WHAT TO PRODUCE. What you give back should match the records word for word.

........

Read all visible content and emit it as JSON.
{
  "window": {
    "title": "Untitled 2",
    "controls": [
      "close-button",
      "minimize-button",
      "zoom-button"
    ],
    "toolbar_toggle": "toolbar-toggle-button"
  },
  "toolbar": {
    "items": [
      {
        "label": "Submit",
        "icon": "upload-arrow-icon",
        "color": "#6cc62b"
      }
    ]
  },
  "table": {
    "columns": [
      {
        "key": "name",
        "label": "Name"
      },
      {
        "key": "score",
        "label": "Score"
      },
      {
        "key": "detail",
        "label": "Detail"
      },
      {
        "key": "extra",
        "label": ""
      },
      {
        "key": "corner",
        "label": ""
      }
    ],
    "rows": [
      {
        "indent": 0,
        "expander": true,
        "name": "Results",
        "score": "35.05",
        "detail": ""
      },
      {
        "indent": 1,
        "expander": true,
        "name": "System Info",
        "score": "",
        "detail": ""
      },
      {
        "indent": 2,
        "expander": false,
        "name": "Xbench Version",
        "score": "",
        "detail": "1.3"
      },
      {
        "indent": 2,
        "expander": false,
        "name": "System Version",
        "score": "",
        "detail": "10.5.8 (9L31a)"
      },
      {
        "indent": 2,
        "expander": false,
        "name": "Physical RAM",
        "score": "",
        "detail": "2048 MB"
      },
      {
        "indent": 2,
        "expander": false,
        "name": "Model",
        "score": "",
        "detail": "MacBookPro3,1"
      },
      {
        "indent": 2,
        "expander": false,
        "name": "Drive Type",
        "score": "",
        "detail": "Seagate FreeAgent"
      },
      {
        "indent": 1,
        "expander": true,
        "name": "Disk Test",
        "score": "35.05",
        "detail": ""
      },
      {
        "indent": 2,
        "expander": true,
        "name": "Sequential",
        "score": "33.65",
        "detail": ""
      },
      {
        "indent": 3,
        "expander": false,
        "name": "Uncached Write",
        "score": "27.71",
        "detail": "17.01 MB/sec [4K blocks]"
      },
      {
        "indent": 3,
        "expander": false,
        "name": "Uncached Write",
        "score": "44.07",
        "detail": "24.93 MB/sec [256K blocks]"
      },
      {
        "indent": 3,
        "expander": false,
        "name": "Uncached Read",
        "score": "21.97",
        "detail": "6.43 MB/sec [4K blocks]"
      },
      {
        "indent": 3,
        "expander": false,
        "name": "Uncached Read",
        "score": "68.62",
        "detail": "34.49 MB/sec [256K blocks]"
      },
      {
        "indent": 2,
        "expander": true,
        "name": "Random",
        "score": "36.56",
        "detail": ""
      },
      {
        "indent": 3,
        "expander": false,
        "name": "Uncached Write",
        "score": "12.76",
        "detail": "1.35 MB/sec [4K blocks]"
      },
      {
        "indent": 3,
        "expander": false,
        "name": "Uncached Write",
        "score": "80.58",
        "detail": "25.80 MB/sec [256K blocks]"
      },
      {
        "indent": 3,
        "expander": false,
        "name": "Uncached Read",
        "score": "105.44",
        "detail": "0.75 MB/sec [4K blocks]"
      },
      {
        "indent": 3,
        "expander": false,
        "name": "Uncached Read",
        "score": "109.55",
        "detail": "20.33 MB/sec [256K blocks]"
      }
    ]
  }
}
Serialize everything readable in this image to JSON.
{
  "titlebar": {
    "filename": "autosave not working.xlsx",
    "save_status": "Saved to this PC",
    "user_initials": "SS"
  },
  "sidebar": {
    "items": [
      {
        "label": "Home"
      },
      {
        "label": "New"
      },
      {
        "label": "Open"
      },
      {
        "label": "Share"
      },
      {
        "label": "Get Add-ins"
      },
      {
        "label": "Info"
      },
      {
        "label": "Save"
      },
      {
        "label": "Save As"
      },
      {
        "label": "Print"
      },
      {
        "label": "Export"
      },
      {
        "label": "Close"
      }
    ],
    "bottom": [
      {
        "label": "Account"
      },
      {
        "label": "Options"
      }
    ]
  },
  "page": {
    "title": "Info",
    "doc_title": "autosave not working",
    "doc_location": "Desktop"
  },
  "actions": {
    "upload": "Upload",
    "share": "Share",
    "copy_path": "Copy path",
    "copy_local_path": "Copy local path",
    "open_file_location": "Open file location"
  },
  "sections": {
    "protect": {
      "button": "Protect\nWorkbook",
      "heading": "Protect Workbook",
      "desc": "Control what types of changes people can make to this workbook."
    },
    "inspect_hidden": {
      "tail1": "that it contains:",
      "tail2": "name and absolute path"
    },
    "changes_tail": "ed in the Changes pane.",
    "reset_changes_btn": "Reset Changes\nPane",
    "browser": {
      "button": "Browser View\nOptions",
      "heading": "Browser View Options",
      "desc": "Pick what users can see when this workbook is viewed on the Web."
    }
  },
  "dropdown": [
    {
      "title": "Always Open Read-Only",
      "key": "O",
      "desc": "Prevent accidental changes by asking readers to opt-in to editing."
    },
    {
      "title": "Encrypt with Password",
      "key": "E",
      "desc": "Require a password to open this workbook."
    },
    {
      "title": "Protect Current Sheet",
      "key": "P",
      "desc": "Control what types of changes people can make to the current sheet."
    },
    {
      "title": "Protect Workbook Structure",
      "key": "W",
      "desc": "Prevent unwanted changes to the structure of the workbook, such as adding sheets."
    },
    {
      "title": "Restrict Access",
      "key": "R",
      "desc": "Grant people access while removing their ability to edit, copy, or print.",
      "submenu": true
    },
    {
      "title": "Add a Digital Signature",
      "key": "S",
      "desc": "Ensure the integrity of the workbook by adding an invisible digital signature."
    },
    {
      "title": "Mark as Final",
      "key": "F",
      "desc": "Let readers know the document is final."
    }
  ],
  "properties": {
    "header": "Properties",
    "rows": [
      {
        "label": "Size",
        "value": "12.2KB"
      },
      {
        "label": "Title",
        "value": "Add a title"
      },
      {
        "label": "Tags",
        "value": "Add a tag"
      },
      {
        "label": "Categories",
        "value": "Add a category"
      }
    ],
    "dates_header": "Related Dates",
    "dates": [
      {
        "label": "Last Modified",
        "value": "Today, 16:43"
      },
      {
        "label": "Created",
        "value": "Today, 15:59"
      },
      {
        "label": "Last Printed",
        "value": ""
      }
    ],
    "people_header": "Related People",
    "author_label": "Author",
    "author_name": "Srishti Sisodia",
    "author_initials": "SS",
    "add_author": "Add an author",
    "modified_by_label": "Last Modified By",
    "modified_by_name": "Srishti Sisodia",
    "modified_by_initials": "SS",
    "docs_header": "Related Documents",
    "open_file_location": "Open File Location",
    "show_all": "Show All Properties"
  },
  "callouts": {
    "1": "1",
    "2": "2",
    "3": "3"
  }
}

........

OUTPUT FOR THIS EXERCISE.
Read all visible content and emit it as JSON.
{
  "window": {
    "title": "Untitled 2",
    "controls": [
      "close-button",
      "minimize-button",
      "zoom-button"
    ],
    "toolbar_toggle": "toolbar-toggle-button"
  },
  "toolbar": {
    "items": [
      {
        "label": "Submit",
        "icon": "upload-arrow-icon",
        "color": "#6cc62b"
      }
    ]
  },
  "table": {
    "columns": [
      {
        "key": "name",
        "label": "Name"
      },
      {
        "key": "score",
        "label": "Score"
      },
      {
        "key": "detail",
        "label": "Detail"
      },
      {
        "key": "extra",
        "label": ""
      },
      {
        "key": "corner",
        "label": ""
      }
    ],
    "rows": [
      {
        "indent": 0,
        "expander": true,
        "name": "Results",
        "score": "35.05",
        "detail": ""
      },
      {
        "indent": 1,
        "expander": true,
        "name": "System Info",
        "score": "",
        "detail": ""
      },
      {
        "indent": 2,
        "expander": false,
        "name": "Xbench Version",
        "score": "",
        "detail": "1.3"
      },
      {
        "indent": 2,
        "expander": false,
        "name": "System Version",
        "score": "",
        "detail": "10.5.8 (9L31a)"
      },
      {
        "indent": 2,
        "expander": false,
        "name": "Physical RAM",
        "score": "",
        "detail": "2048 MB"
      },
      {
        "indent": 2,
        "expander": false,
        "name": "Model",
        "score": "",
        "detail": "MacBookPro3,1"
      },
      {
        "indent": 2,
        "expander": false,
        "name": "Drive Type",
        "score": "",
        "detail": "Seagate FreeAgent"
      },
      {
        "indent": 1,
        "expander": true,
        "name": "Disk Test",
        "score": "35.05",
        "detail": ""
      },
      {
        "indent": 2,
        "expander": true,
        "name": "Sequential",
        "score": "33.65",
        "detail": ""
      },
      {
        "indent": 3,
        "expander": false,
        "name": "Uncached Write",
        "score": "27.71",
        "detail": "17.01 MB/sec [4K blocks]"
      },
      {
        "indent": 3,
        "expander": false,
        "name": "Uncached Write",
        "score": "44.07",
        "detail": "24.93 MB/sec [256K blocks]"
      },
      {
        "indent": 3,
        "expander": false,
        "name": "Uncached Read",
        "score": "21.97",
        "detail": "6.43 MB/sec [4K blocks]"
      },
      {
        "indent": 3,
        "expander": false,
        "name": "Uncached Read",
        "score": "68.62",
        "detail": "34.49 MB/sec [256K blocks]"
      },
      {
        "indent": 2,
        "expander": true,
        "name": "Random",
        "score": "36.56",
        "detail": ""
      },
      {
        "indent": 3,
        "expander": false,
        "name": "Uncached Write",
        "score": "12.76",
        "detail": "1.35 MB/sec [4K blocks]"
      },
      {
        "indent": 3,
        "expander": false,
        "name": "Uncached Write",
        "score": "80.58",
        "detail": "25.80 MB/sec [256K blocks]"
      },
      {
        "indent": 3,
        "expander": false,
        "name": "Uncached Read",
        "score": "105.44",
        "detail": "0.75 MB/sec [4K blocks]"
      },
      {
        "indent": 3,
        "expander": false,
        "name": "Uncached Read",
        "score": "109.55",
        "detail": "20.33 MB/sec [256K blocks]"
      }
    ]
  }
}
Serialize everything readable in this image to JSON.
{
  "titlebar": {
    "filename": "autosave not working.xlsx",
    "save_status": "Saved to this PC",
    "user_initials": "SS"
  },
  "sidebar": {
    "items": [
      {
        "label": "Home"
      },
      {
        "label": "New"
      },
      {
        "label": "Open"
      },
      {
        "label": "Share"
      },
      {
        "label": "Get Add-ins"
      },
      {
        "label": "Info"
      },
      {
        "label": "Save"
      },
      {
        "label": "Save As"
      },
      {
        "label": "Print"
      },
      {
        "label": "Export"
      },
      {
        "label": "Close"
      }
    ],
    "bottom": [
      {
        "label": "Account"
      },
      {
        "label": "Options"
      }
    ]
  },
  "page": {
    "title": "Info",
    "doc_title": "autosave not working",
    "doc_location": "Desktop"
  },
  "actions": {
    "upload": "Upload",
    "share": "Share",
    "copy_path": "Copy path",
    "copy_local_path": "Copy local path",
    "open_file_location": "Open file location"
  },
  "sections": {
    "protect": {
      "button": "Protect\nWorkbook",
      "heading": "Protect Workbook",
      "desc": "Control what types of changes people can make to this workbook."
    },
    "inspect_hidden": {
      "tail1": "that it contains:",
      "tail2": "name and absolute path"
    },
    "changes_tail": "ed in the Changes pane.",
    "reset_changes_btn": "Reset Changes\nPane",
    "browser": {
      "button": "Browser View\nOptions",
      "heading": "Browser View Options",
      "desc": "Pick what users can see when this workbook is viewed on the Web."
    }
  },
  "dropdown": [
    {
      "title": "Always Open Read-Only",
      "key": "O",
      "desc": "Prevent accidental changes by asking readers to opt-in to editing."
    },
    {
      "title": "Encrypt with Password",
      "key": "E",
      "desc": "Require a password to open this workbook."
    },
    {
      "title": "Protect Current Sheet",
      "key": "P",
      "desc": "Control what types of changes people can make to the current sheet."
    },
    {
      "title": "Protect Workbook Structure",
      "key": "W",
      "desc": "Prevent unwanted changes to the structure of the workbook, such as adding sheets."
    },
    {
      "title": "Restrict Access",
      "key": "R",
      "desc": "Grant people access while removing their ability to edit, copy, or print.",
      "submenu": true
    },
    {
      "title": "Add a Digital Signature",
      "key": "S",
      "desc": "Ensure the integrity of the workbook by adding an invisible digital signature."
    },
    {
      "title": "Mark as Final",
      "key": "F",
      "desc": "Let readers know the document is final."
    }
  ],
  "properties": {
    "header": "Properties",
    "rows": [
      {
        "label": "Size",
        "value": "12.2KB"
      },
      {
        "label": "Title",
        "value": "Add a title"
      },
      {
        "label": "Tags",
        "value": "Add a tag"
      },
      {
        "label": "Categories",
        "value": "Add a category"
      }
    ],
    "dates_header": "Related Dates",
    "dates": [
      {
        "label": "Last Modified",
        "value": "Today, 16:43"
      },
      {
        "label": "Created",
        "value": "Today, 15:59"
      },
      {
        "label": "Last Printed",
        "value": ""
      }
    ],
    "people_header": "Related People",
    "author_label": "Author",
    "author_name": "Srishti Sisodia",
    "author_initials": "SS",
    "add_author": "Add an author",
    "modified_by_label": "Last Modified By",
    "modified_by_name": "Srishti Sisodia",
    "modified_by_initials": "SS",
    "docs_header": "Related Documents",
    "open_file_location": "Open File Location",
    "show_all": "Show All Properties"
  },
  "callouts": {
    "1": "1",
    "2": "2",
    "3": "3"
  }
}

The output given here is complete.